START EXTRACTED ENTRIES

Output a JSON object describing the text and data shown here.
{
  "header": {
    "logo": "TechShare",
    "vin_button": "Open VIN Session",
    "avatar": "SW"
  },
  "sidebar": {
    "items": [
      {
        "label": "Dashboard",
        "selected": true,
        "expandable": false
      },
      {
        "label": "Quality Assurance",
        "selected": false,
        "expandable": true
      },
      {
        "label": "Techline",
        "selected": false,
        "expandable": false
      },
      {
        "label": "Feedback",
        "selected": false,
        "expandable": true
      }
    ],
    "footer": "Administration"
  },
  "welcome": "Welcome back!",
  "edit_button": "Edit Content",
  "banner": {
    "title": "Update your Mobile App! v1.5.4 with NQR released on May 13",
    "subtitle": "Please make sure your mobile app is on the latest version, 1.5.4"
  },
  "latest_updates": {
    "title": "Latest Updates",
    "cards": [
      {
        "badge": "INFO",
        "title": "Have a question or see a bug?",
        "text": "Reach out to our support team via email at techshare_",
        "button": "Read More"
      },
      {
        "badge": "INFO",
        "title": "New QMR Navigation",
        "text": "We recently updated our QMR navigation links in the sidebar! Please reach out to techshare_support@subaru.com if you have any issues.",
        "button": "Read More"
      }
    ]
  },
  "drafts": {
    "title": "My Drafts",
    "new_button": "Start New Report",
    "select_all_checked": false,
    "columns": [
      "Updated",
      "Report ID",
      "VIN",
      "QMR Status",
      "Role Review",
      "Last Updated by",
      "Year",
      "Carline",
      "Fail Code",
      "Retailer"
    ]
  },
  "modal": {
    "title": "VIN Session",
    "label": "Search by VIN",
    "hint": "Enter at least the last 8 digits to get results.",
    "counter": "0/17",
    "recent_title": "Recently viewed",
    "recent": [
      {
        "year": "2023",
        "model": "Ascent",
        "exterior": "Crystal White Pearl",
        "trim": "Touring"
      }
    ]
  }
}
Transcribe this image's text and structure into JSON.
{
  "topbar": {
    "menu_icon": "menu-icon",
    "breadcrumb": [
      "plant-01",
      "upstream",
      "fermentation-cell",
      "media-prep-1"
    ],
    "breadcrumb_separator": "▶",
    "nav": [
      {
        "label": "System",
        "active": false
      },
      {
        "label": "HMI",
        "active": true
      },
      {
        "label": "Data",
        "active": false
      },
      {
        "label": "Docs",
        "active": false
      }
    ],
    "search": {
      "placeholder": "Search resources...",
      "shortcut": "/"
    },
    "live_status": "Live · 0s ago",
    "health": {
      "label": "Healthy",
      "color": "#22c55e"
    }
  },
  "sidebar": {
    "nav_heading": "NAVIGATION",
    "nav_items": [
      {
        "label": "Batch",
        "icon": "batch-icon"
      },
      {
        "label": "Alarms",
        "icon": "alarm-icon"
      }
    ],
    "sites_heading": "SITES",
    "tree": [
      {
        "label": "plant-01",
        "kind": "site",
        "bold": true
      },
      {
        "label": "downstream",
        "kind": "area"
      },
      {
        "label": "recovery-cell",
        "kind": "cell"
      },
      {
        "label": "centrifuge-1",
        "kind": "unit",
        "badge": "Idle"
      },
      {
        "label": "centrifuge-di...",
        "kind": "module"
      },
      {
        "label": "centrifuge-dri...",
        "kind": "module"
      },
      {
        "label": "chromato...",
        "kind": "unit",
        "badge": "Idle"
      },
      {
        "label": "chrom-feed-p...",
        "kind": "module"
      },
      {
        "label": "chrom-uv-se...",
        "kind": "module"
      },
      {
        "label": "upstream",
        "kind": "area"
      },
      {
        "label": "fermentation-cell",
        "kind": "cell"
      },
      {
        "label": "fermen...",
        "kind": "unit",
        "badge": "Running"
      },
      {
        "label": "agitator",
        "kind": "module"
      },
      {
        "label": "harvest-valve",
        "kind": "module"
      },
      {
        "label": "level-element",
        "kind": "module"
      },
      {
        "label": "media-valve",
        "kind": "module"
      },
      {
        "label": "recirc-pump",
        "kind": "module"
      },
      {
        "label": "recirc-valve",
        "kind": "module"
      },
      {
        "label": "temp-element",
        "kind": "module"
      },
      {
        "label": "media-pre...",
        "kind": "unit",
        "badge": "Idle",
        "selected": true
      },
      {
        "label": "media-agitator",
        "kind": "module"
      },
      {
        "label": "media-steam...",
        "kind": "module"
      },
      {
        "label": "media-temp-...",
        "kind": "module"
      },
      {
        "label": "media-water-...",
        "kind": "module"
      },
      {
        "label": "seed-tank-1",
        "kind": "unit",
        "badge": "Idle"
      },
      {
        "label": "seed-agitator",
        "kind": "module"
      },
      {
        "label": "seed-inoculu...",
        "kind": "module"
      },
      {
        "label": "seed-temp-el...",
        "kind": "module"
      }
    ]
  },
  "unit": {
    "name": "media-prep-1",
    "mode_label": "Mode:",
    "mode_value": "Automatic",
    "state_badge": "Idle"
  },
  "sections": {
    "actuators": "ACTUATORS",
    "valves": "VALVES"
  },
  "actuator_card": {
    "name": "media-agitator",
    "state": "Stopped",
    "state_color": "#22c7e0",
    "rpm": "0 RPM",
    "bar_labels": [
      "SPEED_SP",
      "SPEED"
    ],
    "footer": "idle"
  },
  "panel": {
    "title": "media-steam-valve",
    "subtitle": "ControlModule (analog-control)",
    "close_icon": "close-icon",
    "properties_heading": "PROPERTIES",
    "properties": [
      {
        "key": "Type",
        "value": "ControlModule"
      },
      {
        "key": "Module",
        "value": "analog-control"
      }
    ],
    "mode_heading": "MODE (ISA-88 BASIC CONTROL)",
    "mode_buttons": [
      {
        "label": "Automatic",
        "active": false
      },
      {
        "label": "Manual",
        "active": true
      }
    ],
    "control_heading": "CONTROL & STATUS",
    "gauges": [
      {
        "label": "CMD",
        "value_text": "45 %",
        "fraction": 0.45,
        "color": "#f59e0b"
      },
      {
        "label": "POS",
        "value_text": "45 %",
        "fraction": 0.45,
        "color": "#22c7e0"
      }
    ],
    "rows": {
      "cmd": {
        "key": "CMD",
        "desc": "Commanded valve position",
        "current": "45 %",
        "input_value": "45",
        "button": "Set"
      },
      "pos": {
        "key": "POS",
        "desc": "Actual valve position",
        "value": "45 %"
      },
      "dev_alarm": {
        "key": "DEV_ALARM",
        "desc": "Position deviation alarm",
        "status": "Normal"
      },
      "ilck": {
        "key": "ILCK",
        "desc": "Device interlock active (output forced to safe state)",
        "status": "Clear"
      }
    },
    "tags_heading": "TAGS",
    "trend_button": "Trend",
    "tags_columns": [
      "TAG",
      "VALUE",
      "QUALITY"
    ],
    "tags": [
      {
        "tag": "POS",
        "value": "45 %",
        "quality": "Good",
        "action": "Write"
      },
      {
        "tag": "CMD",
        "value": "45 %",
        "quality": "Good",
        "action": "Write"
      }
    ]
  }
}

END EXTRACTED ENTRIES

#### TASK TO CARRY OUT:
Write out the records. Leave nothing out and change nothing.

#### ANSWER SPACE:
Output a JSON object describing the text and data shown here.
{
  "header": {
    "logo": "TechShare",
    "vin_button": "Open VIN Session",
    "avatar": "SW"
  },
  "sidebar": {
    "items": [
      {
        "label": "Dashboard",
        "selected": true,
        "expandable": false
      },
      {
        "label": "Quality Assurance",
        "selected": false,
        "expandable": true
      },
      {
        "label": "Techline",
        "selected": false,
        "expandable": false
      },
      {
        "label": "Feedback",
        "selected": false,
        "expandable": true
      }
    ],
    "footer": "Administration"
  },
  "welcome": "Welcome back!",
  "edit_button": "Edit Content",
  "banner": {
    "title": "Update your Mobile App! v1.5.4 with NQR released on May 13",
    "subtitle": "Please make sure your mobile app is on the latest version, 1.5.4"
  },
  "latest_updates": {
    "title": "Latest Updates",
    "cards": [
      {
        "badge": "INFO",
        "title": "Have a question or see a bug?",
        "text": "Reach out to our support team via email at techshare_",
        "button": "Read More"
      },
      {
        "badge": "INFO",
        "title": "New QMR Navigation",
        "text": "We recently updated our QMR navigation links in the sidebar! Please reach out to techshare_support@subaru.com if you have any issues.",
        "button": "Read More"
      }
    ]
  },
  "drafts": {
    "title": "My Drafts",
    "new_button": "Start New Report",
    "select_all_checked": false,
    "columns": [
      "Updated",
      "Report ID",
      "VIN",
      "QMR Status",
      "Role Review",
      "Last Updated by",
      "Year",
      "Carline",
      "Fail Code",
      "Retailer"
    ]
  },
  "modal": {
    "title": "VIN Session",
    "label": "Search by VIN",
    "hint": "Enter at least the last 8 digits to get results.",
    "counter": "0/17",
    "recent_title": "Recently viewed",
    "recent": [
      {
        "year": "2023",
        "model": "Ascent",
        "exterior": "Crystal White Pearl",
        "trim": "Touring"
      }
    ]
  }
}
Transcribe this image's text and structure into JSON.
{
  "topbar": {
    "menu_icon": "menu-icon",
    "breadcrumb": [
      "plant-01",
      "upstream",
      "fermentation-cell",
      "media-prep-1"
    ],
    "breadcrumb_separator": "▶",
    "nav": [
      {
        "label": "System",
        "active": false
      },
      {
        "label": "HMI",
        "active": true
      },
      {
        "label": "Data",
        "active": false
      },
      {
        "label": "Docs",
        "active": false
      }
    ],
    "search": {
      "placeholder": "Search resources...",
      "shortcut": "/"
    },
    "live_status": "Live · 0s ago",
    "health": {
      "label": "Healthy",
      "color": "#22c55e"
    }
  },
  "sidebar": {
    "nav_heading": "NAVIGATION",
    "nav_items": [
      {
        "label": "Batch",
        "icon": "batch-icon"
      },
      {
        "label": "Alarms",
        "icon": "alarm-icon"
      }
    ],
    "sites_heading": "SITES",
    "tree": [
      {
        "label": "plant-01",
        "kind": "site",
        "bold": true
      },
      {
        "label": "downstream",
        "kind": "area"
      },
      {
        "label": "recovery-cell",
        "kind": "cell"
      },
      {
        "label": "centrifuge-1",
        "kind": "unit",
        "badge": "Idle"
      },
      {
        "label": "centrifuge-di...",
        "kind": "module"
      },
      {
        "label": "centrifuge-dri...",
        "kind": "module"
      },
      {
        "label": "chromato...",
        "kind": "unit",
        "badge": "Idle"
      },
      {
        "label": "chrom-feed-p...",
        "kind": "module"
      },
      {
        "label": "chrom-uv-se...",
        "kind": "module"
      },
      {
        "label": "upstream",
        "kind": "area"
      },
      {
        "label": "fermentation-cell",
        "kind": "cell"
      },
      {
        "label": "fermen...",
        "kind": "unit",
        "badge": "Running"
      },
      {
        "label": "agitator",
        "kind": "module"
      },
      {
        "label": "harvest-valve",
        "kind": "module"
      },
      {
        "label": "level-element",
        "kind": "module"
      },
      {
        "label": "media-valve",
        "kind": "module"
      },
      {
        "label": "recirc-pump",
        "kind": "module"
      },
      {
        "label": "recirc-valve",
        "kind": "module"
      },
      {
        "label": "temp-element",
        "kind": "module"
      },
      {
        "label": "media-pre...",
        "kind": "unit",
        "badge": "Idle",
        "selected": true
      },
      {
        "label": "media-agitator",
        "kind": "module"
      },
      {
        "label": "media-steam...",
        "kind": "module"
      },
      {
        "label": "media-temp-...",
        "kind": "module"
      },
      {
        "label": "media-water-...",
        "kind": "module"
      },
      {
        "label": "seed-tank-1",
        "kind": "unit",
        "badge": "Idle"
      },
      {
        "label": "seed-agitator",
        "kind": "module"
      },
      {
        "label": "seed-inoculu...",
        "kind": "module"
      },
      {
        "label": "seed-temp-el...",
        "kind": "module"
      }
    ]
  },
  "unit": {
    "name": "media-prep-1",
    "mode_label": "Mode:",
    "mode_value": "Automatic",
    "state_badge": "Idle"
  },
  "sections": {
    "actuators": "ACTUATORS",
    "valves": "VALVES"
  },
  "actuator_card": {
    "name": "media-agitator",
    "state": "Stopped",
    "state_color": "#22c7e0",
    "rpm": "0 RPM",
    "bar_labels": [
      "SPEED_SP",
      "SPEED"
    ],
    "footer": "idle"
  },
  "panel": {
    "title": "media-steam-valve",
    "subtitle": "ControlModule (analog-control)",
    "close_icon": "close-icon",
    "properties_heading": "PROPERTIES",
    "properties": [
      {
        "key": "Type",
        "value": "ControlModule"
      },
      {
        "key": "Module",
        "value": "analog-control"
      }
    ],
    "mode_heading": "MODE (ISA-88 BASIC CONTROL)",
    "mode_buttons": [
      {
        "label": "Automatic",
        "active": false
      },
      {
        "label": "Manual",
        "active": true
      }
    ],
    "control_heading": "CONTROL & STATUS",
    "gauges": [
      {
        "label": "CMD",
        "value_text": "45 %",
        "fraction": 0.45,
        "color": "#f59e0b"
      },
      {
        "label": "POS",
        "value_text": "45 %",
        "fraction": 0.45,
        "color": "#22c7e0"
      }
    ],
    "rows": {
      "cmd": {
        "key": "CMD",
        "desc": "Commanded valve position",
        "current": "45 %",
        "input_value": "45",
        "button": "Set"
      },
      "pos": {
        "key": "POS",
        "desc": "Actual valve position",
        "value": "45 %"
      },
      "dev_alarm": {
        "key": "DEV_ALARM",
        "desc": "Position deviation alarm",
        "status": "Normal"
      },
      "ilck": {
        "key": "ILCK",
        "desc": "Device interlock active (output forced to safe state)",
        "status": "Clear"
      }
    },
    "tags_heading": "TAGS",
    "trend_button": "Trend",
    "tags_columns": [
      "TAG",
      "VALUE",
      "QUALITY"
    ],
    "tags": [
      {
        "tag": "POS",
        "value": "45 %",
        "quality": "Good",
        "action": "Write"
      },
      {
        "tag": "CMD",
        "value": "45 %",
        "quality": "Good",
        "action": "Write"
      }
    ]
  }
}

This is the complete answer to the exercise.